A second-generation American, Vilmaris González is very proud of her Hispanic culture. Born in Trenton, New Jersey, her family moved to Colombia, Tennessee when she was two. With a grandmother still living in New Jersey and two living in Puerto Rico, the culture of Puerto Rico has been a big influence on who she is today.
Growing up in Colombia, Tennessee, Vilmaris always sensed that her family was different culturally from her classmates. It wasn’t until she was older that she spent more time with her friends from school. Instead, she grew up in the large community of Hispanics, including Dominicans, Puerto Ricans, and Cubans, that live in Colombia. She recently graduated from the University of Tennessee and currently works as an after-school counselor at a local elementary school and volunteers at a domestic violence and transitional housing center.
She spoke mainly English at home, even though her father spoke primarily in Spanish to her and her brother. So although she always had perfect comprehension of the Spanish language, she grew up feeling ashamed that her speaking skills were not as good as she wanted them to be. It wasn’t until she started college and studied abroad in Spain that she began to speak Spanish without fear or shame. And while she would like to use her Spanish in her career, being able to speak without fear has personal value for her: she can communicate with members of her family who don’t speak much English and she has a better understanding of her cultural roots.
Vilmaris spoke a lot about the stereotyping she experiences, especially because of her pale skin. She said: “What people don’t realize, especially in the States is just because I don’t have long black hair, kinky curly black hair and I’m not really tan, doesn’t mean I’m not Hispanic. And I’m always asked, “Oh are you half?” Just all these different speculations. You can see that when you go to Puerto Rico too. You see Afro-Puerto Ricans, you see people who are like me but with blonde hair and blue eyes. All different shades and colors.”
She wishes people would take the time to differentiate between the nationalities that exist within the Hispanic community, to see the cultural differences. She explains that while certain customs are shared by most Hispanics, each culture has unique dishes, dances, and customs. For example, in Puerto Rico there are many dishes made from plátanos such as tostón, mofongo, and pastel (a dish that mixes pork and a dough made from the banana).

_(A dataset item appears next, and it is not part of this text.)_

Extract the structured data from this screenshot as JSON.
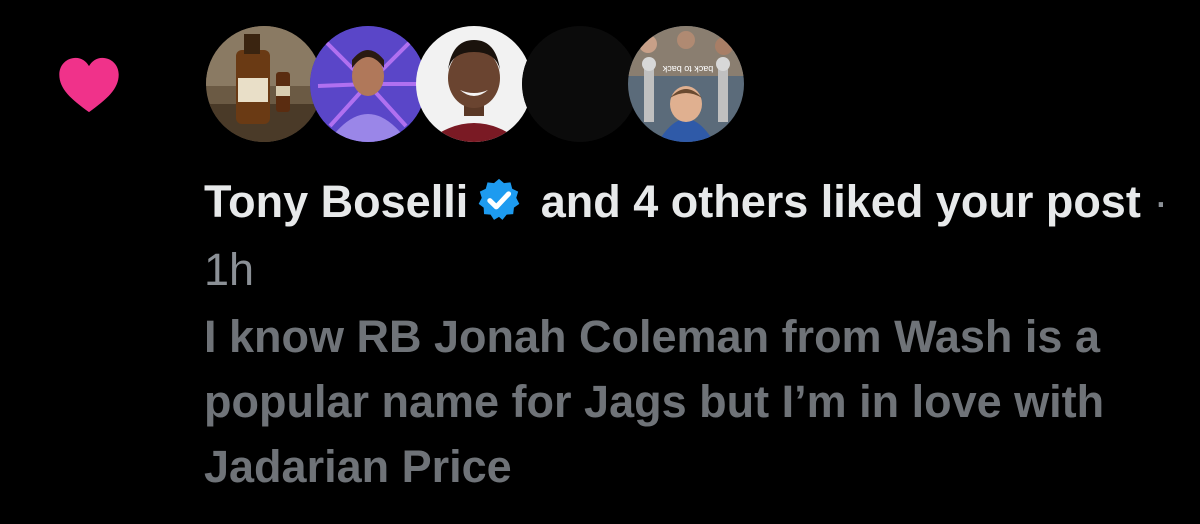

She experiences stereotyping more so in the South, saying: “The south, in general and just from my experiences, isn’t as culturally aware of the differences within the Hispanic community and the different nationalities. If someone sees your last name or realizes you’re Hispanic they automatically assume you’re Mexican. And a lot of the time I’ve noticed that being Mexican isn’t very good in a lot of people’s eyes, it’s a negative connotation. But in my mind too, “Well why is it negative?” If I were to be Mexican, I would be proud, I would be okay with it. So many people assume that and then also view it as a negative thing. I can’t wrap my personal mind around it. I just don’t understand.”
Vilmaris has a huge appreciation for other cultures and loves to travel. This past summer, she interned in Romania where she worked in an international team of college students with middle-school children. She loves working with kids and influencing them, dispelling stereotypes and building understanding across cultures. In Romania, she was the first American several people had met. Abroad and in the States, she is changing perceptions of what it is to be American and Latina.